--- Element data from apps and pages ---
——

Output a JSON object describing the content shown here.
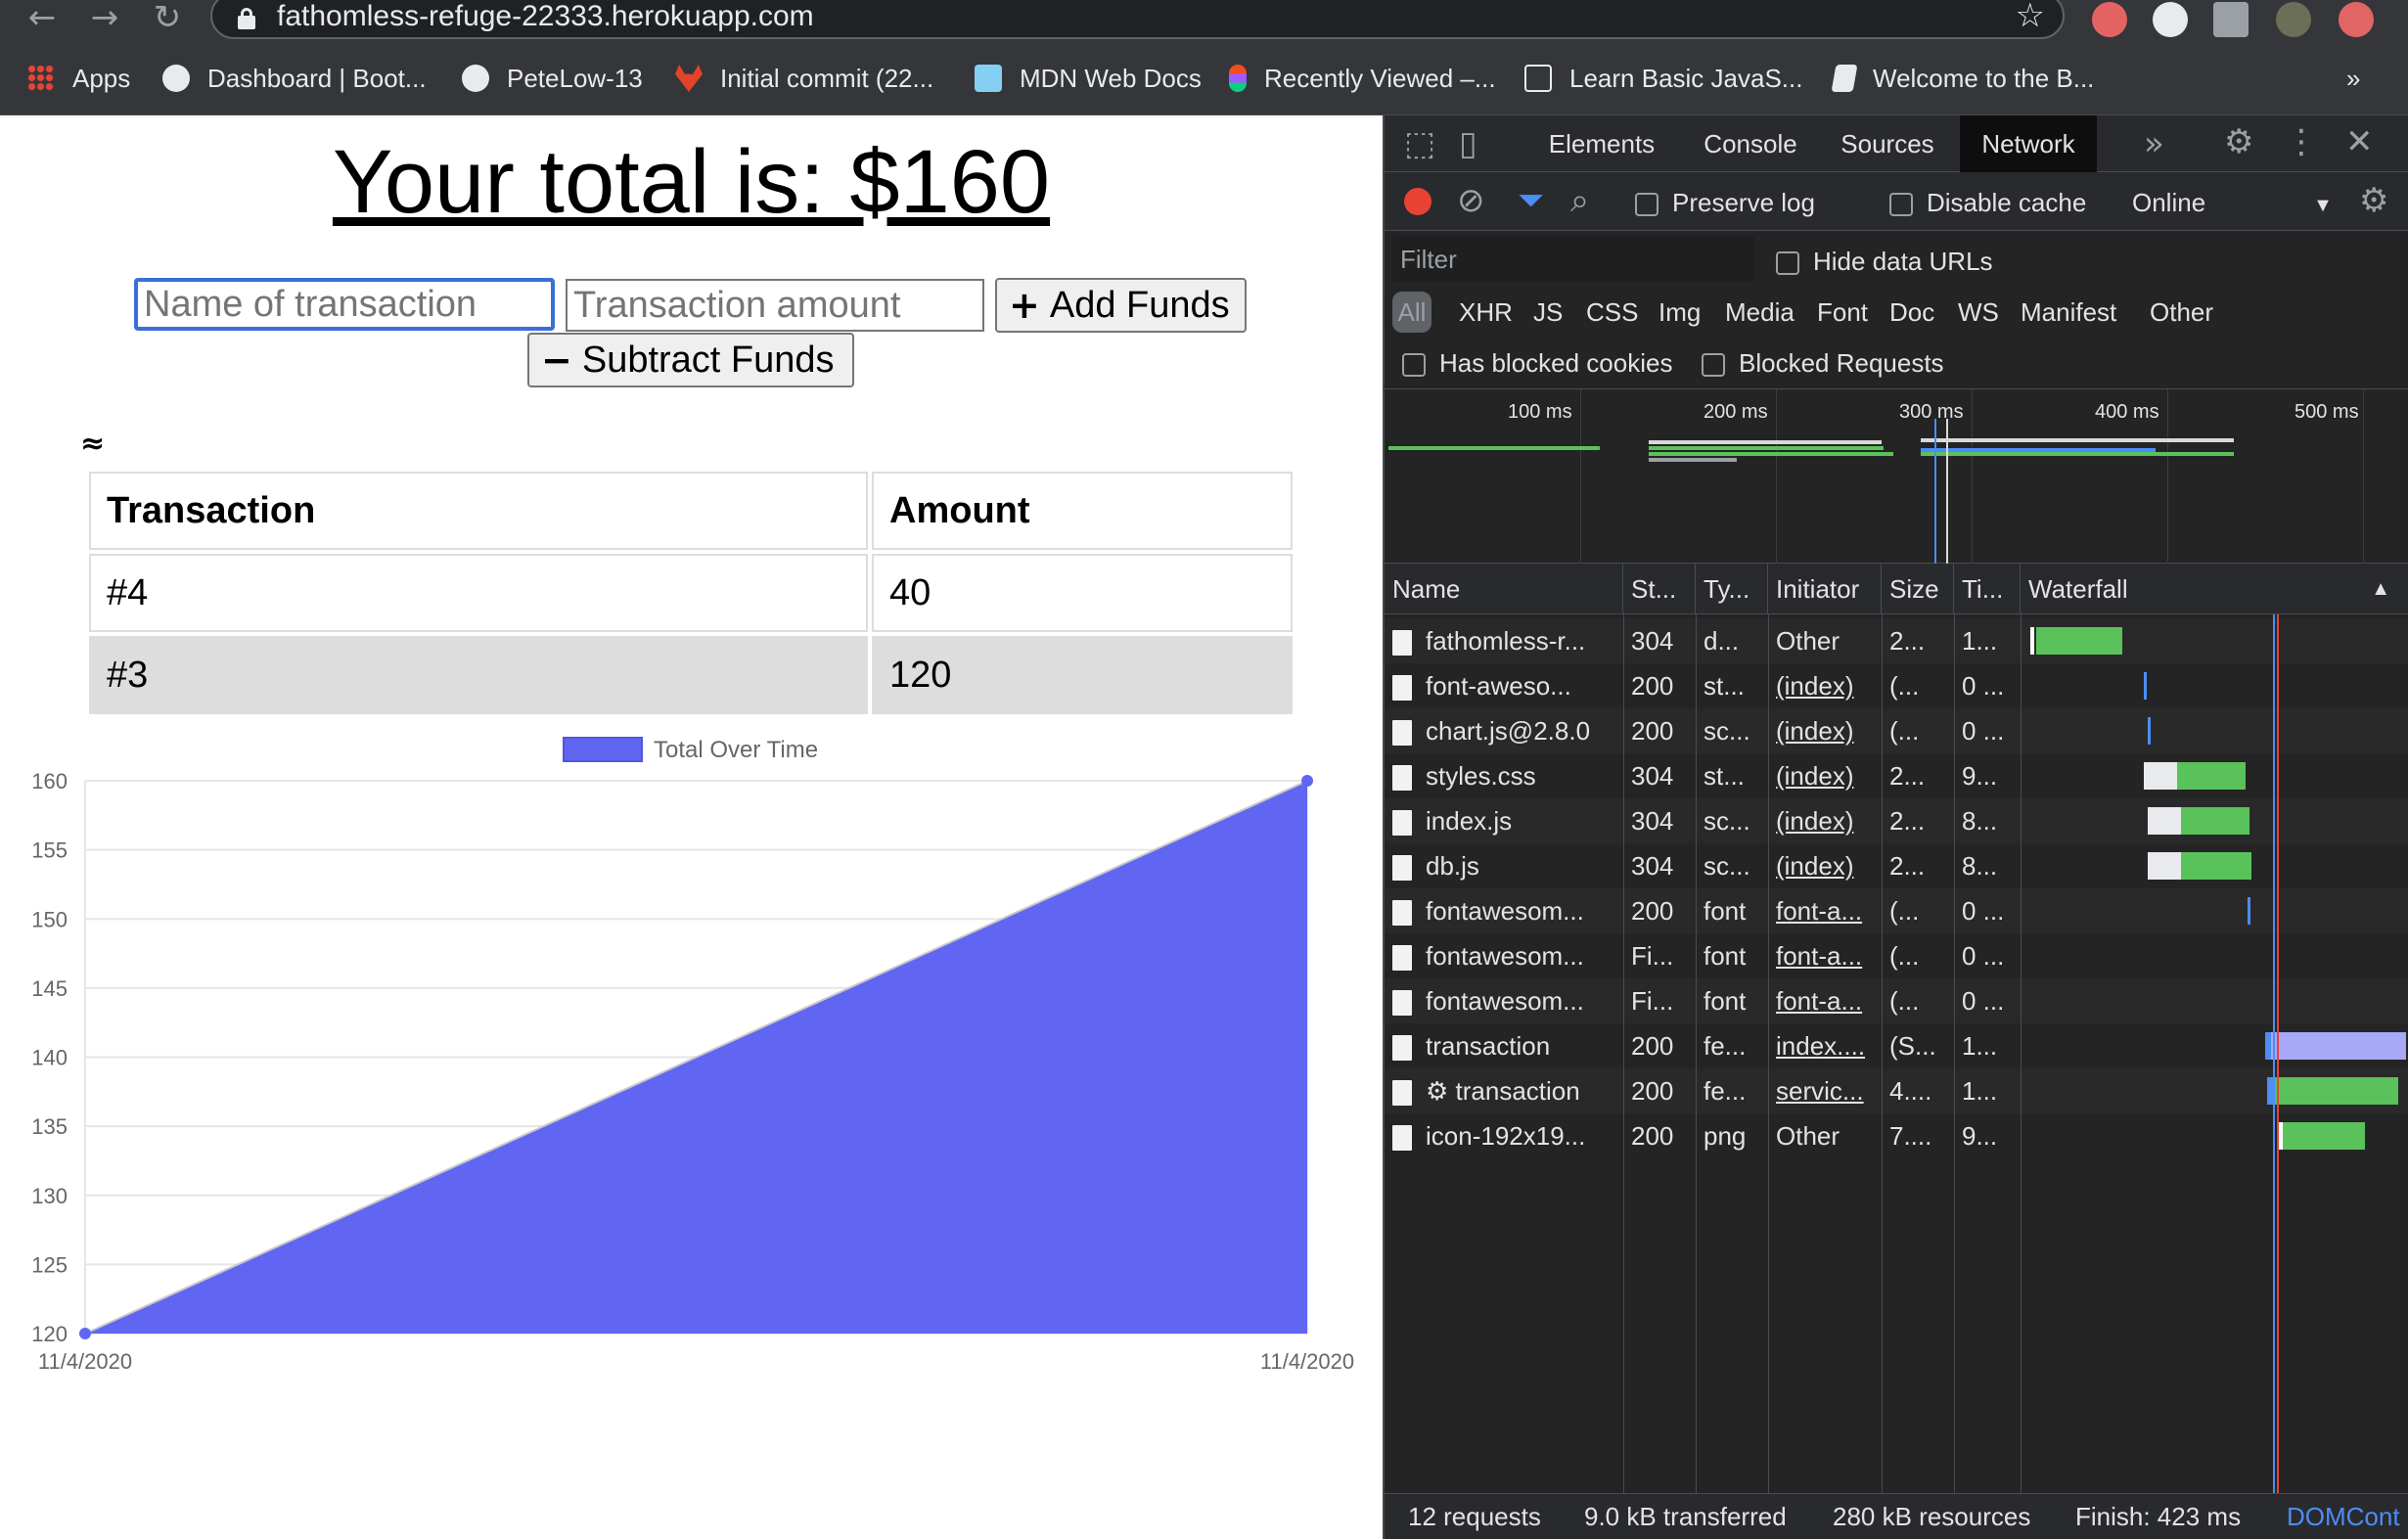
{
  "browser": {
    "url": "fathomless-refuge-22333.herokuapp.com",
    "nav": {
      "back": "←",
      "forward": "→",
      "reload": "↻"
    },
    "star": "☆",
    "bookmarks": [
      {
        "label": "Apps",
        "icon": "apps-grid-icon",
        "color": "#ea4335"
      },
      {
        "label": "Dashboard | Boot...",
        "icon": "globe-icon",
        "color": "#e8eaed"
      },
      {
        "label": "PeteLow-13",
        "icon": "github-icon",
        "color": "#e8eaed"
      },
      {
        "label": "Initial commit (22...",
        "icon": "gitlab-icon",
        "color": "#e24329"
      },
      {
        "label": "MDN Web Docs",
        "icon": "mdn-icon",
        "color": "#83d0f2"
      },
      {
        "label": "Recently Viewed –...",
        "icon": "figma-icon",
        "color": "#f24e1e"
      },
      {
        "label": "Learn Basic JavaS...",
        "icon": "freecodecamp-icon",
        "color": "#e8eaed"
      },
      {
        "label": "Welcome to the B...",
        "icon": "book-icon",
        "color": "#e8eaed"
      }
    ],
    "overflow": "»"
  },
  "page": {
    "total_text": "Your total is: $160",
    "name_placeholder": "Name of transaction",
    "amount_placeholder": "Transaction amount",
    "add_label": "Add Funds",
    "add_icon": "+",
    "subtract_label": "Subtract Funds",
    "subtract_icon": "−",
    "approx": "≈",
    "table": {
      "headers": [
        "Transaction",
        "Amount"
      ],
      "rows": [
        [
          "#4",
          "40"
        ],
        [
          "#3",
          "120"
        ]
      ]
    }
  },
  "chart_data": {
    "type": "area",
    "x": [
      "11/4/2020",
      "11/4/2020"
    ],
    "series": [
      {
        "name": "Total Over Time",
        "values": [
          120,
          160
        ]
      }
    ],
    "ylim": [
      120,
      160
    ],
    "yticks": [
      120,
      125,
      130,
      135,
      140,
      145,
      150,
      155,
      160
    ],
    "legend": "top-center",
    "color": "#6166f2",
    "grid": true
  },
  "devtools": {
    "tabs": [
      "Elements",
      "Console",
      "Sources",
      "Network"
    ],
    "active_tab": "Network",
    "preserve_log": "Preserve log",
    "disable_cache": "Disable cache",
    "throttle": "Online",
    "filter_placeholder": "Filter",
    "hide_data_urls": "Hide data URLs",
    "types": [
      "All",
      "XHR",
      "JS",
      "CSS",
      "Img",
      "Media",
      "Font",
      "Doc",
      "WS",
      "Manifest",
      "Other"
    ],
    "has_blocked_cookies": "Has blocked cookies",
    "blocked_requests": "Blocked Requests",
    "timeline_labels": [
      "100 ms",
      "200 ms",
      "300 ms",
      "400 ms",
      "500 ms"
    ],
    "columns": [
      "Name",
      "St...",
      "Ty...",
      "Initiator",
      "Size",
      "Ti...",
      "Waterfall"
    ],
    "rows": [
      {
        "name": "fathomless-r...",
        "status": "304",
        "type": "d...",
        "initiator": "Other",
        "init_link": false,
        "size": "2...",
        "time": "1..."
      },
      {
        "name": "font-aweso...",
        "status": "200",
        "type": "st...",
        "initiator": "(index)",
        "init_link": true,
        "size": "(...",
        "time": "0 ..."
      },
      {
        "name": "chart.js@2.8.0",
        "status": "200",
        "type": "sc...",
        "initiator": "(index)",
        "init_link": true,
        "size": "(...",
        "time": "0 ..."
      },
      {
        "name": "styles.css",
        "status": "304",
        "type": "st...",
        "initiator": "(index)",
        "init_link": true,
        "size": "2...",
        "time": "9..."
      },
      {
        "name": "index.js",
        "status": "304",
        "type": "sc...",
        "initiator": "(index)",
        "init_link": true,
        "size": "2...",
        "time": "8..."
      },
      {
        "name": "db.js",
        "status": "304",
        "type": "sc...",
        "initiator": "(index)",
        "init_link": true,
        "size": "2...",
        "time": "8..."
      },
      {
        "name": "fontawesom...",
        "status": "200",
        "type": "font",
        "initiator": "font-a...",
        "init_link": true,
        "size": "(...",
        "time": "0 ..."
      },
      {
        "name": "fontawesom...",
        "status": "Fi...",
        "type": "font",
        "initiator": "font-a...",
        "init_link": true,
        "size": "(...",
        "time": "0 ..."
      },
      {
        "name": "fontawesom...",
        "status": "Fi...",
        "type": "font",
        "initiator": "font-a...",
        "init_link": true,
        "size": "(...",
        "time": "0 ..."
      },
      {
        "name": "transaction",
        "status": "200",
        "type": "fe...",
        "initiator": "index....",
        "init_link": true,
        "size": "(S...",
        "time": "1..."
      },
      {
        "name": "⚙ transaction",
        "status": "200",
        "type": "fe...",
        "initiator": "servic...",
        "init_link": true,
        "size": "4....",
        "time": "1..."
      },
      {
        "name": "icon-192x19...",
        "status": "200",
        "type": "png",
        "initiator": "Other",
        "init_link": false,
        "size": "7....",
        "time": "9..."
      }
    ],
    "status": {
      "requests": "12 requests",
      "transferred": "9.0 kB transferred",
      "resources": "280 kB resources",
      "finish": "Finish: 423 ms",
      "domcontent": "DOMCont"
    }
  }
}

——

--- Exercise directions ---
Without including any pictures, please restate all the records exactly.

--- Solution to this problem ---
Output a JSON object describing the content shown here.
{
  "browser": {
    "url": "fathomless-refuge-22333.herokuapp.com",
    "nav": {
      "back": "←",
      "forward": "→",
      "reload": "↻"
    },
    "star": "☆",
    "bookmarks": [
      {
        "label": "Apps",
        "icon": "apps-grid-icon",
        "color": "#ea4335"
      },
      {
        "label": "Dashboard | Boot...",
        "icon": "globe-icon",
        "color": "#e8eaed"
      },
      {
        "label": "PeteLow-13",
        "icon": "github-icon",
        "color": "#e8eaed"
      },
      {
        "label": "Initial commit (22...",
        "icon": "gitlab-icon",
        "color": "#e24329"
      },
      {
        "label": "MDN Web Docs",
        "icon": "mdn-icon",
        "color": "#83d0f2"
      },
      {
        "label": "Recently Viewed –...",
        "icon": "figma-icon",
        "color": "#f24e1e"
      },
      {
        "label": "Learn Basic JavaS...",
        "icon": "freecodecamp-icon",
        "color": "#e8eaed"
      },
      {
        "label": "Welcome to the B...",
        "icon": "book-icon",
        "color": "#e8eaed"
      }
    ],
    "overflow": "»"
  },
  "page": {
    "total_text": "Your total is: $160",
    "name_placeholder": "Name of transaction",
    "amount_placeholder": "Transaction amount",
    "add_label": "Add Funds",
    "add_icon": "+",
    "subtract_label": "Subtract Funds",
    "subtract_icon": "−",
    "approx": "≈",
    "table": {
      "headers": [
        "Transaction",
        "Amount"
      ],
      "rows": [
        [
          "#4",
          "40"
        ],
        [
          "#3",
          "120"
        ]
      ]
    }
  },
  "chart_data": {
    "type": "area",
    "x": [
      "11/4/2020",
      "11/4/2020"
    ],
    "series": [
      {
        "name": "Total Over Time",
        "values": [
          120,
          160
        ]
      }
    ],
    "ylim": [
      120,
      160
    ],
    "yticks": [
      120,
      125,
      130,
      135,
      140,
      145,
      150,
      155,
      160
    ],
    "legend": "top-center",
    "color": "#6166f2",
    "grid": true
  },
  "devtools": {
    "tabs": [
      "Elements",
      "Console",
      "Sources",
      "Network"
    ],
    "active_tab": "Network",
    "preserve_log": "Preserve log",
    "disable_cache": "Disable cache",
    "throttle": "Online",
    "filter_placeholder": "Filter",
    "hide_data_urls": "Hide data URLs",
    "types": [
      "All",
      "XHR",
      "JS",
      "CSS",
      "Img",
      "Media",
      "Font",
      "Doc",
      "WS",
      "Manifest",
      "Other"
    ],
    "has_blocked_cookies": "Has blocked cookies",
    "blocked_requests": "Blocked Requests",
    "timeline_labels": [
      "100 ms",
      "200 ms",
      "300 ms",
      "400 ms",
      "500 ms"
    ],
    "columns": [
      "Name",
      "St...",
      "Ty...",
      "Initiator",
      "Size",
      "Ti...",
      "Waterfall"
    ],
    "rows": [
      {
        "name": "fathomless-r...",
        "status": "304",
        "type": "d...",
        "initiator": "Other",
        "init_link": false,
        "size": "2...",
        "time": "1..."
      },
      {
        "name": "font-aweso...",
        "status": "200",
        "type": "st...",
        "initiator": "(index)",
        "init_link": true,
        "size": "(...",
        "time": "0 ..."
      },
      {
        "name": "chart.js@2.8.0",
        "status": "200",
        "type": "sc...",
        "initiator": "(index)",
        "init_link": true,
        "size": "(...",
        "time": "0 ..."
      },
      {
        "name": "styles.css",
        "status": "304",
        "type": "st...",
        "initiator": "(index)",
        "init_link": true,
        "size": "2...",
        "time": "9..."
      },
      {
        "name": "index.js",
        "status": "304",
        "type": "sc...",
        "initiator": "(index)",
        "init_link": true,
        "size": "2...",
        "time": "8..."
      },
      {
        "name": "db.js",
        "status": "304",
        "type": "sc...",
        "initiator": "(index)",
        "init_link": true,
        "size": "2...",
        "time": "8..."
      },
      {
        "name": "fontawesom...",
        "status": "200",
        "type": "font",
        "initiator": "font-a...",
        "init_link": true,
        "size": "(...",
        "time": "0 ..."
      },
      {
        "name": "fontawesom...",
        "status": "Fi...",
        "type": "font",
        "initiator": "font-a...",
        "init_link": true,
        "size": "(...",
        "time": "0 ..."
      },
      {
        "name": "fontawesom...",
        "status": "Fi...",
        "type": "font",
        "initiator": "font-a...",
        "init_link": true,
        "size": "(...",
        "time": "0 ..."
      },
      {
        "name": "transaction",
        "status": "200",
        "type": "fe...",
        "initiator": "index....",
        "init_link": true,
        "size": "(S...",
        "time": "1..."
      },
      {
        "name": "⚙ transaction",
        "status": "200",
        "type": "fe...",
        "initiator": "servic...",
        "init_link": true,
        "size": "4....",
        "time": "1..."
      },
      {
        "name": "icon-192x19...",
        "status": "200",
        "type": "png",
        "initiator": "Other",
        "init_link": false,
        "size": "7....",
        "time": "9..."
      }
    ],
    "status": {
      "requests": "12 requests",
      "transferred": "9.0 kB transferred",
      "resources": "280 kB resources",
      "finish": "Finish: 423 ms",
      "domcontent": "DOMCont"
    }
  }
}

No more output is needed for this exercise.